“That was an expression of genuine love,” Raju would say later of Pame’s unsuccessful bid.

A motley crowd had gathered around Raju and his singing companions, Bipul Kathar and Debasish Sarma, deputy resident commissioner at Assam Bhawan in Mumbai, as the trio regaled them with a few Bhupen Hazarika immortals.

However, Debasish had not come all the way from Mumbai to Mahur to sing. He was there and in Haflong later in the evening to talk about cancer, the telltale signs of the disease, the causes and prevention.

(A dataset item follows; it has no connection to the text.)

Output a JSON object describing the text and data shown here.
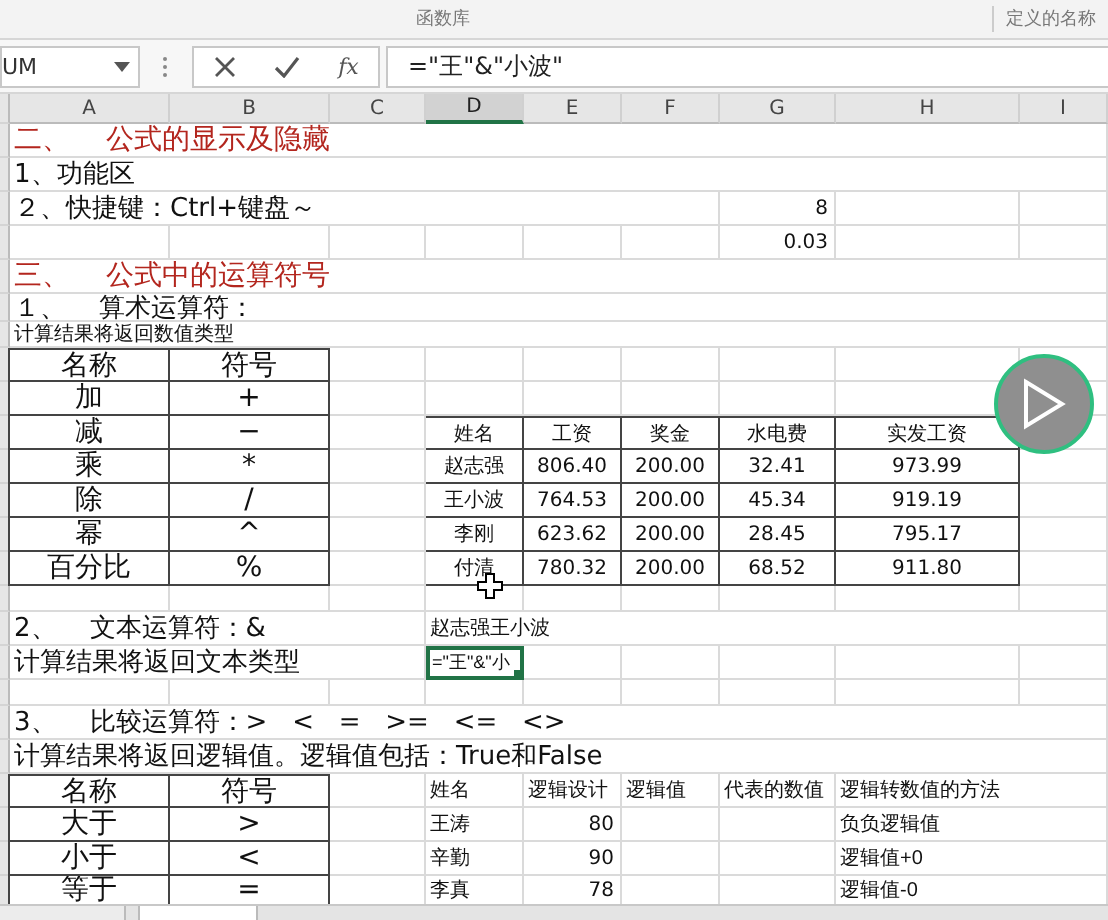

Debasish is the undeclared pointsman for cancer patients from Assam going to Mumbai for treatment and founder of Deepsikha Foundation, an NGO based in Guwahati and working in the field of cancer. Raju and Bipul are Guwahati-based musicians.

The awareness programme was organised by the NC Hills Autonomous Council to mark its 63rd foundation day today.

“We did not want to do anything extravagant to celebrate the occasion,” chief executive member Debojeet Thaosen had told a modest gathering at the indoor stadium in Haflong earlier in the morning while Debasish and his team from Deepsikha Foundation were in Mahur. “Cancer is prevalent in our district and we felt we must use this occasion to talk about it,” Thaosen said.

For Thaosen, the day could not have begun on a more poignant note. “I lost a relative to cancer this morning,” he said.

Doctors from Mumbai and New Delhi were also invited for the purpose.

“How many of you here have tamol (betel nut) with lime?” Debasish asks after wrapping up the short singing session. A few tentative hands go up in the air. “How many of you smoke? How many of you drink?” the questions follow. He then tells them about the symptoms, what causes cancer and how to possibly prevent the disease from turning fatal. He touched chords when he showed them pictures of what the disease is capable of unleashing on his laptop.

“The major cause of the disease in this district is smoked meat and alcohol,” Debasish said.

The joint director, health services, Francis T. Amo, said there were around 300 cases of cancer in the district.

As the Deepsikha team was winding up, a man with a muffler wrapped around his head and the sides of his neck walked up to Debasish. A brief interaction later, the man removed the muffler from the right side of his neck to reveal a large, gaping hole.

Debasish told the 50-year-old carpenter and father of six children to go to Guwahati for treatment and that Deepsikha Foundation would arrange for everything — right from his stay to medical care.

“It was detected three years ago at a Guwahati hospital, but I couldn’t follow up on the treatment because of financial constraints,” the man rued.

“He can only be provided palliative care now… he is beyond cure,” Debasish said.

It is likely that the man is not among the “around 300” cancer patients in the district.